[Stored data Boundary: Start]

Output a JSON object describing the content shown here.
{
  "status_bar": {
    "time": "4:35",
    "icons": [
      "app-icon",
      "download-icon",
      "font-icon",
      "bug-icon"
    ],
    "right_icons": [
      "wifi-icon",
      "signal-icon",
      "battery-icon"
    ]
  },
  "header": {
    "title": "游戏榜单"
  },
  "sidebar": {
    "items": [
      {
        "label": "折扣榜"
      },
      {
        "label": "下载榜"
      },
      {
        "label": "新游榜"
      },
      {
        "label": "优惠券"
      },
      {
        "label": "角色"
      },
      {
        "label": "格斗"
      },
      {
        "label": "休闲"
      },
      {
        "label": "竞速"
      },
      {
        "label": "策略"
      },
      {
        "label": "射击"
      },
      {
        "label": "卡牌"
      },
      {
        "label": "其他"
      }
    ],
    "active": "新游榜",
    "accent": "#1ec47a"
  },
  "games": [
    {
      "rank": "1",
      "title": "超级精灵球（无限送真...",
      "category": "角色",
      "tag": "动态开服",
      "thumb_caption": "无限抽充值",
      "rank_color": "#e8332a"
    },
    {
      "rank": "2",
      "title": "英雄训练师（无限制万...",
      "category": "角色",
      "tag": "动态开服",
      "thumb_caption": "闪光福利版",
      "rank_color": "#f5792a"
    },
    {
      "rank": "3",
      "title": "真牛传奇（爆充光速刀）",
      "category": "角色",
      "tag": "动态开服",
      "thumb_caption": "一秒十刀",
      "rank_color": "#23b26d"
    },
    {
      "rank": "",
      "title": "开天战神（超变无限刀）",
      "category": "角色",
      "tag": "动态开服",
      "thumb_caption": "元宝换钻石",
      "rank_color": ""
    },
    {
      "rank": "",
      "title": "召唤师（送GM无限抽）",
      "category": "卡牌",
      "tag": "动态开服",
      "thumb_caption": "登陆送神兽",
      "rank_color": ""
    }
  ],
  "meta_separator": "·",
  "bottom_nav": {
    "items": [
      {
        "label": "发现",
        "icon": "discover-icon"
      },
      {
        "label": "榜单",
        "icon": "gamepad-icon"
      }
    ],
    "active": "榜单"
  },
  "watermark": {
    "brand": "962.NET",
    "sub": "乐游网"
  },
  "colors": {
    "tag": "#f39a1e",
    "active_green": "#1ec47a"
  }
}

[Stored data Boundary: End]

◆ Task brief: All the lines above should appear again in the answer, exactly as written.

◆ Task answer:
Output a JSON object describing the content shown here.
{
  "status_bar": {
    "time": "4:35",
    "icons": [
      "app-icon",
      "download-icon",
      "font-icon",
      "bug-icon"
    ],
    "right_icons": [
      "wifi-icon",
      "signal-icon",
      "battery-icon"
    ]
  },
  "header": {
    "title": "游戏榜单"
  },
  "sidebar": {
    "items": [
      {
        "label": "折扣榜"
      },
      {
        "label": "下载榜"
      },
      {
        "label": "新游榜"
      },
      {
        "label": "优惠券"
      },
      {
        "label": "角色"
      },
      {
        "label": "格斗"
      },
      {
        "label": "休闲"
      },
      {
        "label": "竞速"
      },
      {
        "label": "策略"
      },
      {
        "label": "射击"
      },
      {
        "label": "卡牌"
      },
      {
        "label": "其他"
      }
    ],
    "active": "新游榜",
    "accent": "#1ec47a"
  },
  "games": [
    {
      "rank": "1",
      "title": "超级精灵球（无限送真...",
      "category": "角色",
      "tag": "动态开服",
      "thumb_caption": "无限抽充值",
      "rank_color": "#e8332a"
    },
    {
      "rank": "2",
      "title": "英雄训练师（无限制万...",
      "category": "角色",
      "tag": "动态开服",
      "thumb_caption": "闪光福利版",
      "rank_color": "#f5792a"
    },
    {
      "rank": "3",
      "title": "真牛传奇（爆充光速刀）",
      "category": "角色",
      "tag": "动态开服",
      "thumb_caption": "一秒十刀",
      "rank_color": "#23b26d"
    },
    {
      "rank": "",
      "title": "开天战神（超变无限刀）",
      "category": "角色",
      "tag": "动态开服",
      "thumb_caption": "元宝换钻石",
      "rank_color": ""
    },
    {
      "rank": "",
      "title": "召唤师（送GM无限抽）",
      "category": "卡牌",
      "tag": "动态开服",
      "thumb_caption": "登陆送神兽",
      "rank_color": ""
    }
  ],
  "meta_separator": "·",
  "bottom_nav": {
    "items": [
      {
        "label": "发现",
        "icon": "discover-icon"
      },
      {
        "label": "榜单",
        "icon": "gamepad-icon"
      }
    ],
    "active": "榜单"
  },
  "watermark": {
    "brand": "962.NET",
    "sub": "乐游网"
  },
  "colors": {
    "tag": "#f39a1e",
    "active_green": "#1ec47a"
  }
}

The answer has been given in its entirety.